Records provided Start Marker

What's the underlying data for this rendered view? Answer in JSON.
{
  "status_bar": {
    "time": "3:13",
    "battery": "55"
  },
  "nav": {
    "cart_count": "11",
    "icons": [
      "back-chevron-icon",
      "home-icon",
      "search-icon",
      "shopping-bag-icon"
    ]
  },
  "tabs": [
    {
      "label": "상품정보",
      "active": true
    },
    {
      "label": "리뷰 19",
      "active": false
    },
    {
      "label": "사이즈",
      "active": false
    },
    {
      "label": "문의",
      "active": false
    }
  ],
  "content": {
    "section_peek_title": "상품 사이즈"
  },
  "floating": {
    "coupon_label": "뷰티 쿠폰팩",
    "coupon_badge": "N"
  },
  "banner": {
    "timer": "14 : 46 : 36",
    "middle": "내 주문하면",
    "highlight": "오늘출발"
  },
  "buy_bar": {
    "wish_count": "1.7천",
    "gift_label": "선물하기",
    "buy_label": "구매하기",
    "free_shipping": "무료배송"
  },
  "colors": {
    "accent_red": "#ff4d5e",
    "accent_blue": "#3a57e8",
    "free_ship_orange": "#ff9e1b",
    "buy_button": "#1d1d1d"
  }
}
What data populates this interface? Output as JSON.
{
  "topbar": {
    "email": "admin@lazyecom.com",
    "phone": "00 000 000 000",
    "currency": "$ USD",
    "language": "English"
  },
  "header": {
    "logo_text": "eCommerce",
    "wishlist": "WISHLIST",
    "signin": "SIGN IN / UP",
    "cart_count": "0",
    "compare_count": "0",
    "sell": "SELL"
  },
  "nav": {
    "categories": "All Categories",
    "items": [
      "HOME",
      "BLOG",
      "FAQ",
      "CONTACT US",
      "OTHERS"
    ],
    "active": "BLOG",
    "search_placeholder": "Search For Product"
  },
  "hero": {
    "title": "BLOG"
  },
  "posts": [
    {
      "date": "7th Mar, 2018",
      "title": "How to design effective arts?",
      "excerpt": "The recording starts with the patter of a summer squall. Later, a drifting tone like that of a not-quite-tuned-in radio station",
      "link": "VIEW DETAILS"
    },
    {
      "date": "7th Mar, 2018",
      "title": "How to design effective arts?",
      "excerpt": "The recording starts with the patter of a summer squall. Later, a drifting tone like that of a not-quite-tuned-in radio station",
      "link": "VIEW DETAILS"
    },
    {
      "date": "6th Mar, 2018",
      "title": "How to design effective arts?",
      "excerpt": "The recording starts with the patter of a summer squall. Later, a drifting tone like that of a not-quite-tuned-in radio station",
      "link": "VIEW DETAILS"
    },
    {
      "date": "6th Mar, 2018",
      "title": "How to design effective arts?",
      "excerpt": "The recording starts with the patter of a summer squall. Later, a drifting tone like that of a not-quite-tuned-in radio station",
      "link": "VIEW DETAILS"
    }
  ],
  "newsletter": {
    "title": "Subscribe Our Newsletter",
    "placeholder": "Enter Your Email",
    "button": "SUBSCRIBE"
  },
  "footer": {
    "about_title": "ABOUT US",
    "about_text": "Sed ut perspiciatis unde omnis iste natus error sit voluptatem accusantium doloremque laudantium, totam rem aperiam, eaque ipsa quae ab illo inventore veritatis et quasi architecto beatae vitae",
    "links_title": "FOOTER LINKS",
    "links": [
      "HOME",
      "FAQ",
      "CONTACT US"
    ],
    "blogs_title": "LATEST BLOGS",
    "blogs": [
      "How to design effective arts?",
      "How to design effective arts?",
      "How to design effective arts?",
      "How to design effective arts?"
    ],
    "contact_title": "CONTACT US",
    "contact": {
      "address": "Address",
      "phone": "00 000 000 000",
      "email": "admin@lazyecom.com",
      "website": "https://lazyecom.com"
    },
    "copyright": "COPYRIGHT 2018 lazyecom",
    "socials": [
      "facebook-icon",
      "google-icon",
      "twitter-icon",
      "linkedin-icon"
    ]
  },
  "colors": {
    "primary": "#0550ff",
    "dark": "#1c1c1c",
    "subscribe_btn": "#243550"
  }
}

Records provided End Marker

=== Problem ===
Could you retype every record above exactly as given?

=== Response to this exercise ===
What's the underlying data for this rendered view? Answer in JSON.
{
  "status_bar": {
    "time": "3:13",
    "battery": "55"
  },
  "nav": {
    "cart_count": "11",
    "icons": [
      "back-chevron-icon",
      "home-icon",
      "search-icon",
      "shopping-bag-icon"
    ]
  },
  "tabs": [
    {
      "label": "상품정보",
      "active": true
    },
    {
      "label": "리뷰 19",
      "active": false
    },
    {
      "label": "사이즈",
      "active": false
    },
    {
      "label": "문의",
      "active": false
    }
  ],
  "content": {
    "section_peek_title": "상품 사이즈"
  },
  "floating": {
    "coupon_label": "뷰티 쿠폰팩",
    "coupon_badge": "N"
  },
  "banner": {
    "timer": "14 : 46 : 36",
    "middle": "내 주문하면",
    "highlight": "오늘출발"
  },
  "buy_bar": {
    "wish_count": "1.7천",
    "gift_label": "선물하기",
    "buy_label": "구매하기",
    "free_shipping": "무료배송"
  },
  "colors": {
    "accent_red": "#ff4d5e",
    "accent_blue": "#3a57e8",
    "free_ship_orange": "#ff9e1b",
    "buy_button": "#1d1d1d"
  }
}
What data populates this interface? Output as JSON.
{
  "topbar": {
    "email": "admin@lazyecom.com",
    "phone": "00 000 000 000",
    "currency": "$ USD",
    "language": "English"
  },
  "header": {
    "logo_text": "eCommerce",
    "wishlist": "WISHLIST",
    "signin": "SIGN IN / UP",
    "cart_count": "0",
    "compare_count": "0",
    "sell": "SELL"
  },
  "nav": {
    "categories": "All Categories",
    "items": [
      "HOME",
      "BLOG",
      "FAQ",
      "CONTACT US",
      "OTHERS"
    ],
    "active": "BLOG",
    "search_placeholder": "Search For Product"
  },
  "hero": {
    "title": "BLOG"
  },
  "posts": [
    {
      "date": "7th Mar, 2018",
      "title": "How to design effective arts?",
      "excerpt": "The recording starts with the patter of a summer squall. Later, a drifting tone like that of a not-quite-tuned-in radio station",
      "link": "VIEW DETAILS"
    },
    {
      "date": "7th Mar, 2018",
      "title": "How to design effective arts?",
      "excerpt": "The recording starts with the patter of a summer squall. Later, a drifting tone like that of a not-quite-tuned-in radio station",
      "link": "VIEW DETAILS"
    },
    {
      "date": "6th Mar, 2018",
      "title": "How to design effective arts?",
      "excerpt": "The recording starts with the patter of a summer squall. Later, a drifting tone like that of a not-quite-tuned-in radio station",
      "link": "VIEW DETAILS"
    },
    {
      "date": "6th Mar, 2018",
      "title": "How to design effective arts?",
      "excerpt": "The recording starts with the patter of a summer squall. Later, a drifting tone like that of a not-quite-tuned-in radio station",
      "link": "VIEW DETAILS"
    }
  ],
  "newsletter": {
    "title": "Subscribe Our Newsletter",
    "placeholder": "Enter Your Email",
    "button": "SUBSCRIBE"
  },
  "footer": {
    "about_title": "ABOUT US",
    "about_text": "Sed ut perspiciatis unde omnis iste natus error sit voluptatem accusantium doloremque laudantium, totam rem aperiam, eaque ipsa quae ab illo inventore veritatis et quasi architecto beatae vitae",
    "links_title": "FOOTER LINKS",
    "links": [
      "HOME",
      "FAQ",
      "CONTACT US"
    ],
    "blogs_title": "LATEST BLOGS",
    "blogs": [
      "How to design effective arts?",
      "How to design effective arts?",
      "How to design effective arts?",
      "How to design effective arts?"
    ],
    "contact_title": "CONTACT US",
    "contact": {
      "address": "Address",
      "phone": "00 000 000 000",
      "email": "admin@lazyecom.com",
      "website": "https://lazyecom.com"
    },
    "copyright": "COPYRIGHT 2018 lazyecom",
    "socials": [
      "facebook-icon",
      "google-icon",
      "twitter-icon",
      "linkedin-icon"
    ]
  },
  "colors": {
    "primary": "#0550ff",
    "dark": "#1c1c1c",
    "subscribe_btn": "#243550"
  }
}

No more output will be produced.